Now, do not the policymakers all around the world know this? Doesn’t a planner at a top position in the Government know this? Then why do these 2 poor kids often never come up in life? How much of it is attributed to initial level of income & wealth, how much is attributed to the effort they put in, how much is attributed to external factors? Do we even have a concrete answer to all these questions?


A recent PEW report suggests that 70% of the lower income citizens remain in the same bracket, while 26% rose to middle income earners and a mere 4% become high income earners by the end of their lifetime. Adding fuel to fire the report goes into state that wealth and income feed into each other. Those who have a high wealth are normally tipped to earn high.


There is another side to this argument as well put forward by policymakers and economists. They would shout out loud “YES! Policy obviously works”. Till date millions of people have been lifted out of poverty. They would give a number of statistics which say that people all around the globe have become better off than they were. Even the poorest of poor’s life has improved from what is was and so on. Well, statistics are deceptive you see. People might have climbed out of poverty, but has the overall development been equal? Has the speed of development commendable? Does the society provide equal opportunities for at least 50% of the population to grow at the same speed? Do at least 3 of the 4 kids born every second have an equal chance of progressing up the ladder, with the same pace?
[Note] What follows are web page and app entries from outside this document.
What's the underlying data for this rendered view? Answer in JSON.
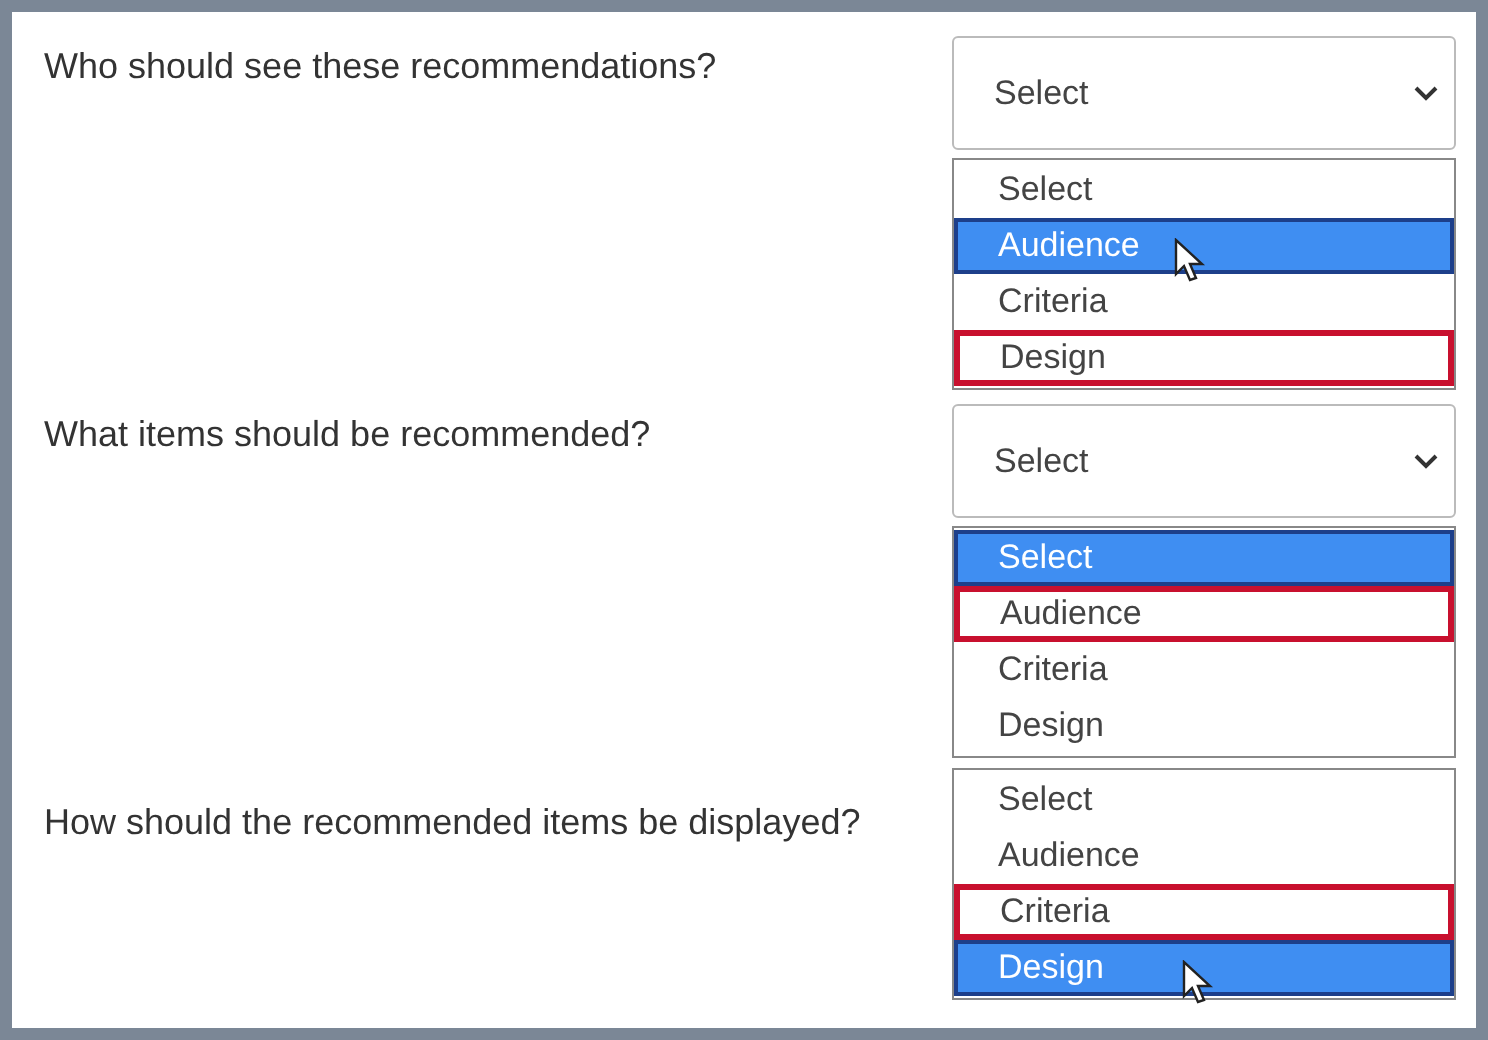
{
  "questions": [
    {
      "text": "Who should see these recommendations?",
      "select": {
        "value": "Select"
      },
      "options": [
        {
          "label": "Select",
          "highlighted": false,
          "answer": false,
          "cursor": false
        },
        {
          "label": "Audience",
          "highlighted": true,
          "answer": false,
          "cursor": true
        },
        {
          "label": "Criteria",
          "highlighted": false,
          "answer": false,
          "cursor": false
        },
        {
          "label": "Design",
          "highlighted": false,
          "answer": true,
          "cursor": false
        }
      ]
    },
    {
      "text": "What items should be recommended?",
      "select": {
        "value": "Select"
      },
      "options": [
        {
          "label": "Select",
          "highlighted": true,
          "answer": false,
          "cursor": false
        },
        {
          "label": "Audience",
          "highlighted": false,
          "answer": true,
          "cursor": false
        },
        {
          "label": "Criteria",
          "highlighted": false,
          "answer": false,
          "cursor": false
        },
        {
          "label": "Design",
          "highlighted": false,
          "answer": false,
          "cursor": false
        }
      ]
    },
    {
      "text": "How should the recommended items be displayed?",
      "options": [
        {
          "label": "Select",
          "highlighted": false,
          "answer": false,
          "cursor": false
        },
        {
          "label": "Audience",
          "highlighted": false,
          "answer": false,
          "cursor": false
        },
        {
          "label": "Criteria",
          "highlighted": false,
          "answer": true,
          "cursor": false
        },
        {
          "label": "Design",
          "highlighted": true,
          "answer": false,
          "cursor": true
        }
      ]
    }
  ]
}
After centuries of economic policy in action the world stands at a situation with deepening inequality.


Source: Credit Suisse Global wealth datebook 2014
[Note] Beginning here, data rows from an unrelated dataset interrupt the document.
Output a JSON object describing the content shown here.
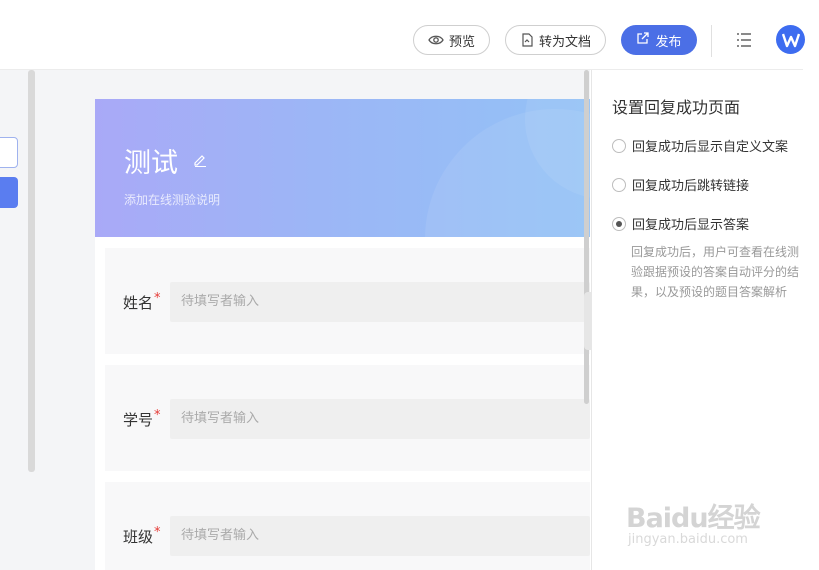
{
  "toolbar": {
    "preview_label": "预览",
    "convert_label": "转为文档",
    "publish_label": "发布",
    "menu_icon": "menu-icon",
    "logo_icon": "wps-logo-icon",
    "accent_color": "#4b6fe6"
  },
  "form": {
    "title": "测试",
    "description": "添加在线测验说明",
    "fields": [
      {
        "label": "姓名",
        "placeholder": "待填写者输入"
      },
      {
        "label": "学号",
        "placeholder": "待填写者输入"
      },
      {
        "label": "班级",
        "placeholder": "待填写者输入"
      }
    ]
  },
  "panel": {
    "title": "设置回复成功页面",
    "options": [
      {
        "label": "回复成功后显示自定义文案",
        "checked": false
      },
      {
        "label": "回复成功后跳转链接",
        "checked": false
      },
      {
        "label": "回复成功后显示答案",
        "checked": true
      }
    ],
    "description": "回复成功后，用户可查看在线测验跟据预设的答案自动评分的结果，以及预设的题目答案解析"
  },
  "watermark": {
    "main": "Baidu经验",
    "sub": "jingyan.baidu.com"
  }
}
Adding to this a forecast by OXFAM predicts that by next year the top 1% will hold 50% of the global wealth! Now, there is a group of economists who argue that money will accumulate on the top and slowly trickle down to the poor. The famous inverted “U” shape curve which argues that inequality will rise initially when development occurs and then fall down eventually. The eventually part is the mystery. Can I go and convince the two kids, who were born poor, grow up poor, live poor that eventually things will change? That maybe their grandchildren would live a far better off life?


The underlying question from all the above is that can economic policy change the fate of the two kids, who are born in poor conditions. At least can their next generation become half of what the lucky 2 kids had in the previous generation? Can policies ensure that all sections of the society are provided equal opportunities to grow? I repeat, can analysis and policy beat the law of karma? Is there something that humans cannot control? Why is it that while I munch away to glory at McDonald’s or KFC, there are those 2 poor kids, now grown up and as tall as me standing outside staring at me like they would do anything for a bite? Why am I here and they there, behind the glass? As an economic thinker these questions are burning thoughts inside my head. And the fire has only intensified. The quest within has gained momentum.

Post Author: Public Affairs Centre